- "Assuming JCT estimate of tax reform impact on employment of 0.6%, Washington employment would be roughly 20,000 to 21,000 jobs per year higher than our November 2017 forecast. For 2018, this would mean total nonfarm employment of 3,440,000 in Washington.
- Assuming JCT estimate of tax reform impact on business investment of 0.9%, Washington business capital investment would be $500 to $700 million higher in 2018.
- Washington share of personal tax cuts in 2018 would be roughly $3.3 billion, or 0.8% of personal income.
- Ballpark impact on revenue collections in 2018: $85 million."
Lerch also told the Ways & Means Committee the state's November revenue forecast didn't assume passage of federal tax reform. This means the state's February revenue forecast will likely include these projected higher state job and revenue growth numbers as result of its adoption.
Already state monthly revenue collections were coming in above the November forecast as noted by the January monthly update:
- "Major General Fund-State (GF-S) revenue collections for the December 11, 2017 - January 10, 2018 collection period came in $87.8 million (5.9%) above the November forecast.
- Cumulatively, collections are now $121.4 million (3.4%) higher than forecasted."
Even before this good news the November revenue forecast showed that state revenue was projected to grow "13.7% between the 2015-17 and 2017-19 biennia."
The legislature's 2018 supplemental budget proposals will likely be available soon after the February 15 revenue forecast.
One side note on yesterday's Senate Ways & Means hearing, the committee heard remote testimony from a policy analyst out of Washington D.C. It is good to see the Senate continue to provide this opportunity but it would be even better if average citizens across Washington could also provide remote testimony. Currently no hearings are scheduled in the Senate offering general remote testimony. There is potentially exciting news developing, however, as reported by the Columbia Basin Herald:
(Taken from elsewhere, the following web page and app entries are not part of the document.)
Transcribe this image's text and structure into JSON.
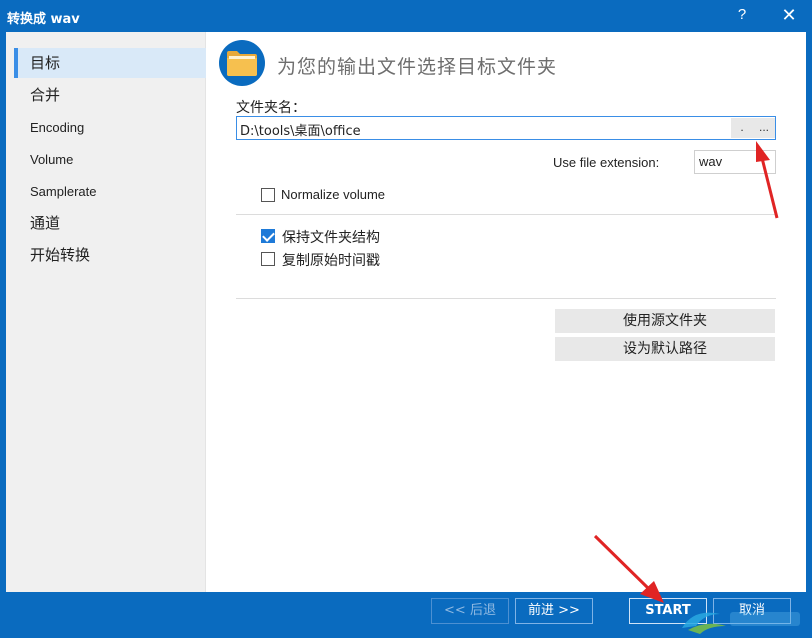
{
  "window": {
    "title": "转换成 wav",
    "help_label": "?",
    "close_label": "✕"
  },
  "sidebar": {
    "items": [
      {
        "label": "目标",
        "active": true
      },
      {
        "label": "合并"
      },
      {
        "label": "Encoding"
      },
      {
        "label": "Volume"
      },
      {
        "label": "Samplerate"
      },
      {
        "label": "通道"
      },
      {
        "label": "开始转换"
      }
    ]
  },
  "main": {
    "heading": "为您的输出文件选择目标文件夹",
    "folder_label": "文件夹名：",
    "folder_value": "D:\\tools\\桌面\\office",
    "folder_btn_dot": ".",
    "folder_btn_browse": "...",
    "ext_label": "Use file extension:",
    "ext_value": "wav",
    "normalize_label": "Normalize volume",
    "normalize_checked": false,
    "keep_structure_label": "保持文件夹结构",
    "keep_structure_checked": true,
    "copy_timestamp_label": "复制原始时间戳",
    "copy_timestamp_checked": false,
    "use_source_folder_btn": "使用源文件夹",
    "set_default_path_btn": "设为默认路径"
  },
  "footer": {
    "back_label": "<< 后退",
    "next_label": "前进 >>",
    "start_label": "START",
    "cancel_label": "取消"
  },
  "colors": {
    "accent": "#0a6bbf",
    "arrow": "#e02424",
    "folder": "#f6c04f"
  },
  "icons": [
    "folder-icon",
    "help-icon",
    "close-icon",
    "checkmark-icon"
  ]
}
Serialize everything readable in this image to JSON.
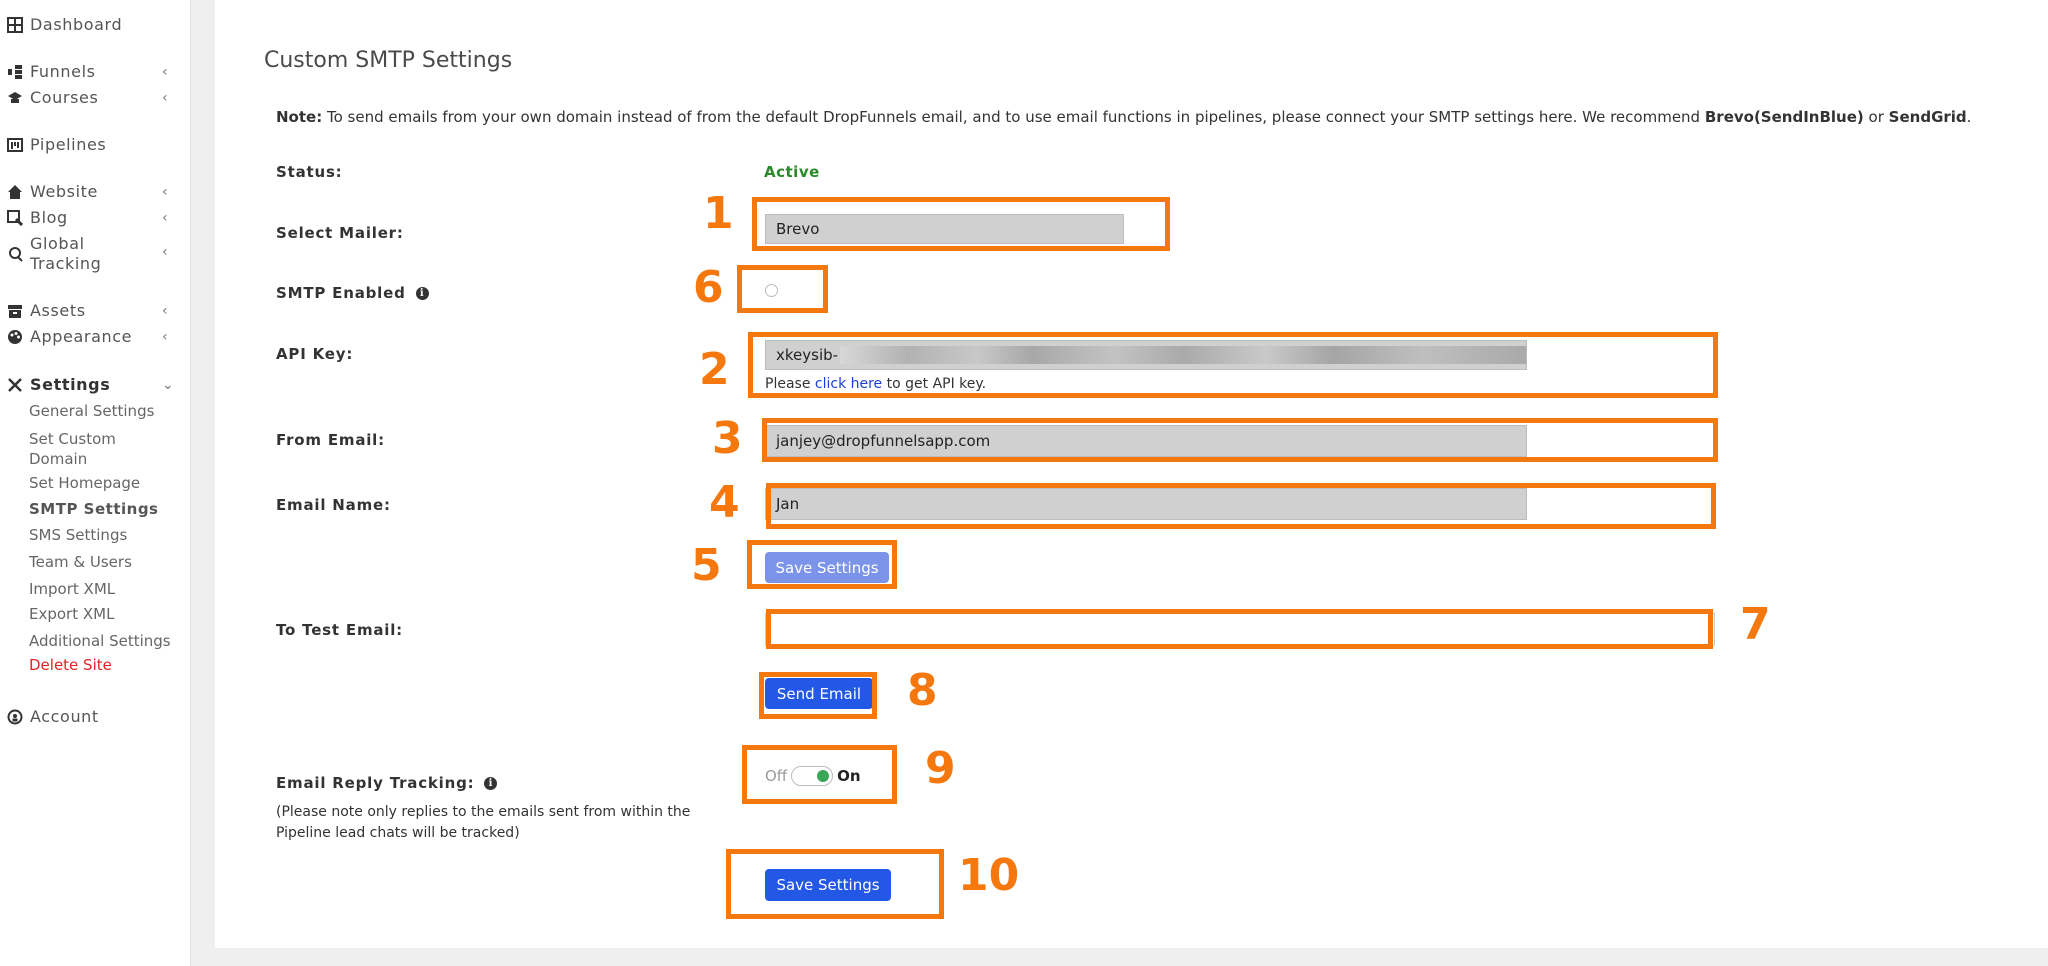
{
  "sidebar": {
    "dashboard": "Dashboard",
    "funnels": "Funnels",
    "courses": "Courses",
    "pipelines": "Pipelines",
    "website": "Website",
    "blog": "Blog",
    "global_tracking_line1": "Global",
    "global_tracking_line2": "Tracking",
    "assets": "Assets",
    "appearance": "Appearance",
    "settings": "Settings",
    "sub": {
      "general": "General Settings",
      "custom_domain_line1": "Set Custom",
      "custom_domain_line2": "Domain",
      "homepage": "Set Homepage",
      "smtp": "SMTP Settings",
      "sms": "SMS Settings",
      "team": "Team & Users",
      "import": "Import XML",
      "export": "Export XML",
      "additional": "Additional Settings",
      "delete": "Delete Site"
    },
    "account": "Account"
  },
  "main": {
    "title": "Custom SMTP Settings",
    "note_label": "Note:",
    "note_text": "To send emails from your own domain instead of from the default DropFunnels email, and to use email functions in pipelines, please connect your SMTP settings here. We recommend",
    "note_rec1": "Brevo(SendInBlue)",
    "note_or": "or",
    "note_rec2": "SendGrid",
    "note_end": ".",
    "status_label": "Status:",
    "status_value": "Active",
    "mailer_label": "Select Mailer:",
    "mailer_value": "Brevo",
    "smtp_enabled_label": "SMTP Enabled",
    "api_key_label": "API Key:",
    "api_key_value": "xkeysib-",
    "api_help_prefix": "Please",
    "api_help_link": "click here",
    "api_help_suffix": "to get API key.",
    "from_email_label": "From Email:",
    "from_email_value": "janjey@dropfunnelsapp.com",
    "email_name_label": "Email Name:",
    "email_name_value": "Jan",
    "save_settings_1": "Save Settings",
    "test_email_label": "To Test Email:",
    "test_email_value": "",
    "send_email": "Send Email",
    "reply_tracking_label": "Email Reply Tracking:",
    "reply_tracking_note_line1": "(Please note only replies to the emails sent from within the",
    "reply_tracking_note_line2": "Pipeline lead chats will be tracked)",
    "toggle_off": "Off",
    "toggle_on": "On",
    "save_settings_2": "Save Settings"
  },
  "annotations": [
    "1",
    "2",
    "3",
    "4",
    "5",
    "6",
    "7",
    "8",
    "9",
    "10"
  ],
  "colors": {
    "annotation": "#f5780f",
    "primary_button": "#2357e6",
    "muted_button": "#7b93e8",
    "active_status": "#2a8a2a",
    "danger": "#e02424"
  }
}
"The state Senate has had remote testimony since the launch of a pilot project in 2014. Though the House has lagged behind, House Republican Caucus Chair Rep. Matt Shea, R-Spokane Valley, said that both legislative chambers will likely see remote testimony by the 2019 session.
Shea said he has been working with the chief clerk of the House to fix the technical barriers to implementing video-conferencing. Though details are still being finalized, testimony would likely be broadcast from the city halls of population centers, such as Spokane, Shea said."